# Activity
All of the records must come back exactly. Please repeat them in full.

--

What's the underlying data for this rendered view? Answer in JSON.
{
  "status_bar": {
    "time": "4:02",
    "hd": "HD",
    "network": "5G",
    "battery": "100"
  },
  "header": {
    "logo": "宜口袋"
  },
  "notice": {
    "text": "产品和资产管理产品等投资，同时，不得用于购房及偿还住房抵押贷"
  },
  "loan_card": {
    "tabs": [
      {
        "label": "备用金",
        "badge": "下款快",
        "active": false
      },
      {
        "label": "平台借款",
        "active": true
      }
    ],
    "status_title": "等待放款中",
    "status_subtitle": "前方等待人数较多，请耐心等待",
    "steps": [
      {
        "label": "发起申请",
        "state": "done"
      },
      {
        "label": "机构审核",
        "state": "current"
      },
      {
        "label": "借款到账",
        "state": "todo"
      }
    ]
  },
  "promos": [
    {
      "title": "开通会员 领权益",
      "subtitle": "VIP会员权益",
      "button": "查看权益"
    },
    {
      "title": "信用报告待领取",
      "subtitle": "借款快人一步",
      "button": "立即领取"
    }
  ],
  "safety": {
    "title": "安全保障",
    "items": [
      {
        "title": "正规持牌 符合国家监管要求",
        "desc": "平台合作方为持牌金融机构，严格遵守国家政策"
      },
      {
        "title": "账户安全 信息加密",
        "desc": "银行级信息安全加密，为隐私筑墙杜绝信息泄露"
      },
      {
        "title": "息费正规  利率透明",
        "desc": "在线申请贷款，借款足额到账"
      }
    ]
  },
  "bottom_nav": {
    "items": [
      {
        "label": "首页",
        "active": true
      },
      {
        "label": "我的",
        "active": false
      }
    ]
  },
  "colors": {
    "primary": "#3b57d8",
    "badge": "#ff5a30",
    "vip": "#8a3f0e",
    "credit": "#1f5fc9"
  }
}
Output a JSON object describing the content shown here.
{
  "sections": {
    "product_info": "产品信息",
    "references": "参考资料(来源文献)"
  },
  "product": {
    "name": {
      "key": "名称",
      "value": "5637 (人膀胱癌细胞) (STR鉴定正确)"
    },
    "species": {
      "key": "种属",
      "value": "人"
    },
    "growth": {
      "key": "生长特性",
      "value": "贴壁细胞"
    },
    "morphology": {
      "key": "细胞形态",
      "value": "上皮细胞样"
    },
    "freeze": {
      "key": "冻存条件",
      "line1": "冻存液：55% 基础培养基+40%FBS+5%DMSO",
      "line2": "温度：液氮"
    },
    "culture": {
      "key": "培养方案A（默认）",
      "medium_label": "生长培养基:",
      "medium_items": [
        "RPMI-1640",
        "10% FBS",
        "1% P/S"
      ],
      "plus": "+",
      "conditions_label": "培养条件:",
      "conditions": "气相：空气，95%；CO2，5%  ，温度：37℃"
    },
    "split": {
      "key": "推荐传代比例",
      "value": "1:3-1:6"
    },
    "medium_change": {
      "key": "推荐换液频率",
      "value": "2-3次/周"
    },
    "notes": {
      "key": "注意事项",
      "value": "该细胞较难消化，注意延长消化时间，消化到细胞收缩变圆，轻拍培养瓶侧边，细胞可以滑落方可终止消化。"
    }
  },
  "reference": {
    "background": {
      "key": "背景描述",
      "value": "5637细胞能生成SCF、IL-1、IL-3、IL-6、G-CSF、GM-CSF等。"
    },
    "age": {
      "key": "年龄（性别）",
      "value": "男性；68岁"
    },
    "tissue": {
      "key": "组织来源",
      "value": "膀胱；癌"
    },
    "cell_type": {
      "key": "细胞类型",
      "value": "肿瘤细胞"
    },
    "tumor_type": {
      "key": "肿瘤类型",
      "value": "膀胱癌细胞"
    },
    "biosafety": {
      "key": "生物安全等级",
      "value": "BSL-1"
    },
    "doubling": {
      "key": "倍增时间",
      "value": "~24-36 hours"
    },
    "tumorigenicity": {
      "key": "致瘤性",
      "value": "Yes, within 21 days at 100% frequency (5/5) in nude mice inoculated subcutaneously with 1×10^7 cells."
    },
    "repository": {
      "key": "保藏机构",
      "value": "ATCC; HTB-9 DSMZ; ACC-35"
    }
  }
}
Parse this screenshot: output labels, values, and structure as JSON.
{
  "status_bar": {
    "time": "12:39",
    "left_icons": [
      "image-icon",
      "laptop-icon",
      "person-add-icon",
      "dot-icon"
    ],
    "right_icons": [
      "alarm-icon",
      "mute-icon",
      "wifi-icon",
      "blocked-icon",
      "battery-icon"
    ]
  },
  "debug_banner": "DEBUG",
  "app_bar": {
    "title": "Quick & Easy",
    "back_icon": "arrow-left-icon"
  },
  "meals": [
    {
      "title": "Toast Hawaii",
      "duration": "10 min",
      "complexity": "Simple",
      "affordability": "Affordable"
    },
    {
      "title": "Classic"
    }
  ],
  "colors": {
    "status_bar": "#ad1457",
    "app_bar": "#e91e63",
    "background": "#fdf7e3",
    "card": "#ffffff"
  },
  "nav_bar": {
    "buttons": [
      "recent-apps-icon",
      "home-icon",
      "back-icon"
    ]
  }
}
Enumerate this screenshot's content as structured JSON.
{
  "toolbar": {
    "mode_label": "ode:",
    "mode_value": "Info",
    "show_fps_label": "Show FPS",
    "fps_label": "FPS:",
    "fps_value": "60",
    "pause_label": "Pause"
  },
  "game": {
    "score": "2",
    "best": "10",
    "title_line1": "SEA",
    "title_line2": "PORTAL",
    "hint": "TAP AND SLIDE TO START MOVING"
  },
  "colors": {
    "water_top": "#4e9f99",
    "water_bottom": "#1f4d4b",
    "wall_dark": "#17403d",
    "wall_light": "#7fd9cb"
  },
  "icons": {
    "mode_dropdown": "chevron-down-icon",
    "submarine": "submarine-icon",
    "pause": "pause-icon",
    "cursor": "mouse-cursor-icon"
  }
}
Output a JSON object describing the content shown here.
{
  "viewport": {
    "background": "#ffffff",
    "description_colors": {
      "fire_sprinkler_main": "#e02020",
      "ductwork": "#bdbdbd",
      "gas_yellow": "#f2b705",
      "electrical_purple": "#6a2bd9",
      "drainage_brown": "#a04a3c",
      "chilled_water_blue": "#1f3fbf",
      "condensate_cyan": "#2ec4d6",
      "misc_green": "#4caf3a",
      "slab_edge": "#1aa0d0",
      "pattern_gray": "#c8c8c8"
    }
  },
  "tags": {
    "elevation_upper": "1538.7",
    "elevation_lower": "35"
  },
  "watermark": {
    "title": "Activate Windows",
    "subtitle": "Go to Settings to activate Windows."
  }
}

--

# Result for this task
What's the underlying data for this rendered view? Answer in JSON.
{
  "status_bar": {
    "time": "4:02",
    "hd": "HD",
    "network": "5G",
    "battery": "100"
  },
  "header": {
    "logo": "宜口袋"
  },
  "notice": {
    "text": "产品和资产管理产品等投资，同时，不得用于购房及偿还住房抵押贷"
  },
  "loan_card": {
    "tabs": [
      {
        "label": "备用金",
        "badge": "下款快",
        "active": false
      },
      {
        "label": "平台借款",
        "active": true
      }
    ],
    "status_title": "等待放款中",
    "status_subtitle": "前方等待人数较多，请耐心等待",
    "steps": [
      {
        "label": "发起申请",
        "state": "done"
      },
      {
        "label": "机构审核",
        "state": "current"
      },
      {
        "label": "借款到账",
        "state": "todo"
      }
    ]
  },
  "promos": [
    {
      "title": "开通会员 领权益",
      "subtitle": "VIP会员权益",
      "button": "查看权益"
    },
    {
      "title": "信用报告待领取",
      "subtitle": "借款快人一步",
      "button": "立即领取"
    }
  ],
  "safety": {
    "title": "安全保障",
    "items": [
      {
        "title": "正规持牌 符合国家监管要求",
        "desc": "平台合作方为持牌金融机构，严格遵守国家政策"
      },
      {
        "title": "账户安全 信息加密",
        "desc": "银行级信息安全加密，为隐私筑墙杜绝信息泄露"
      },
      {
        "title": "息费正规  利率透明",
        "desc": "在线申请贷款，借款足额到账"
      }
    ]
  },
  "bottom_nav": {
    "items": [
      {
        "label": "首页",
        "active": true
      },
      {
        "label": "我的",
        "active": false
      }
    ]
  },
  "colors": {
    "primary": "#3b57d8",
    "badge": "#ff5a30",
    "vip": "#8a3f0e",
    "credit": "#1f5fc9"
  }
}
Output a JSON object describing the content shown here.
{
  "sections": {
    "product_info": "产品信息",
    "references": "参考资料(来源文献)"
  },
  "product": {
    "name": {
      "key": "名称",
      "value": "5637 (人膀胱癌细胞) (STR鉴定正确)"
    },
    "species": {
      "key": "种属",
      "value": "人"
    },
    "growth": {
      "key": "生长特性",
      "value": "贴壁细胞"
    },
    "morphology": {
      "key": "细胞形态",
      "value": "上皮细胞样"
    },
    "freeze": {
      "key": "冻存条件",
      "line1": "冻存液：55% 基础培养基+40%FBS+5%DMSO",
      "line2": "温度：液氮"
    },
    "culture": {
      "key": "培养方案A（默认）",
      "medium_label": "生长培养基:",
      "medium_items": [
        "RPMI-1640",
        "10% FBS",
        "1% P/S"
      ],
      "plus": "+",
      "conditions_label": "培养条件:",
      "conditions": "气相：空气，95%；CO2，5%  ，温度：37℃"
    },
    "split": {
      "key": "推荐传代比例",
      "value": "1:3-1:6"
    },
    "medium_change": {
      "key": "推荐换液频率",
      "value": "2-3次/周"
    },
    "notes": {
      "key": "注意事项",
      "value": "该细胞较难消化，注意延长消化时间，消化到细胞收缩变圆，轻拍培养瓶侧边，细胞可以滑落方可终止消化。"
    }
  },
  "reference": {
    "background": {
      "key": "背景描述",
      "value": "5637细胞能生成SCF、IL-1、IL-3、IL-6、G-CSF、GM-CSF等。"
    },
    "age": {
      "key": "年龄（性别）",
      "value": "男性；68岁"
    },
    "tissue": {
      "key": "组织来源",
      "value": "膀胱；癌"
    },
    "cell_type": {
      "key": "细胞类型",
      "value": "肿瘤细胞"
    },
    "tumor_type": {
      "key": "肿瘤类型",
      "value": "膀胱癌细胞"
    },
    "biosafety": {
      "key": "生物安全等级",
      "value": "BSL-1"
    },
    "doubling": {
      "key": "倍增时间",
      "value": "~24-36 hours"
    },
    "tumorigenicity": {
      "key": "致瘤性",
      "value": "Yes, within 21 days at 100% frequency (5/5) in nude mice inoculated subcutaneously with 1×10^7 cells."
    },
    "repository": {
      "key": "保藏机构",
      "value": "ATCC; HTB-9 DSMZ; ACC-35"
    }
  }
}
Parse this screenshot: output labels, values, and structure as JSON.
{
  "status_bar": {
    "time": "12:39",
    "left_icons": [
      "image-icon",
      "laptop-icon",
      "person-add-icon",
      "dot-icon"
    ],
    "right_icons": [
      "alarm-icon",
      "mute-icon",
      "wifi-icon",
      "blocked-icon",
      "battery-icon"
    ]
  },
  "debug_banner": "DEBUG",
  "app_bar": {
    "title": "Quick & Easy",
    "back_icon": "arrow-left-icon"
  },
  "meals": [
    {
      "title": "Toast Hawaii",
      "duration": "10 min",
      "complexity": "Simple",
      "affordability": "Affordable"
    },
    {
      "title": "Classic"
    }
  ],
  "colors": {
    "status_bar": "#ad1457",
    "app_bar": "#e91e63",
    "background": "#fdf7e3",
    "card": "#ffffff"
  },
  "nav_bar": {
    "buttons": [
      "recent-apps-icon",
      "home-icon",
      "back-icon"
    ]
  }
}
Enumerate this screenshot's content as structured JSON.
{
  "toolbar": {
    "mode_label": "ode:",
    "mode_value": "Info",
    "show_fps_label": "Show FPS",
    "fps_label": "FPS:",
    "fps_value": "60",
    "pause_label": "Pause"
  },
  "game": {
    "score": "2",
    "best": "10",
    "title_line1": "SEA",
    "title_line2": "PORTAL",
    "hint": "TAP AND SLIDE TO START MOVING"
  },
  "colors": {
    "water_top": "#4e9f99",
    "water_bottom": "#1f4d4b",
    "wall_dark": "#17403d",
    "wall_light": "#7fd9cb"
  },
  "icons": {
    "mode_dropdown": "chevron-down-icon",
    "submarine": "submarine-icon",
    "pause": "pause-icon",
    "cursor": "mouse-cursor-icon"
  }
}
Output a JSON object describing the content shown here.
{
  "viewport": {
    "background": "#ffffff",
    "description_colors": {
      "fire_sprinkler_main": "#e02020",
      "ductwork": "#bdbdbd",
      "gas_yellow": "#f2b705",
      "electrical_purple": "#6a2bd9",
      "drainage_brown": "#a04a3c",
      "chilled_water_blue": "#1f3fbf",
      "condensate_cyan": "#2ec4d6",
      "misc_green": "#4caf3a",
      "slab_edge": "#1aa0d0",
      "pattern_gray": "#c8c8c8"
    }
  },
  "tags": {
    "elevation_upper": "1538.7",
    "elevation_lower": "35"
  },
  "watermark": {
    "title": "Activate Windows",
    "subtitle": "Go to Settings to activate Windows."
  }
}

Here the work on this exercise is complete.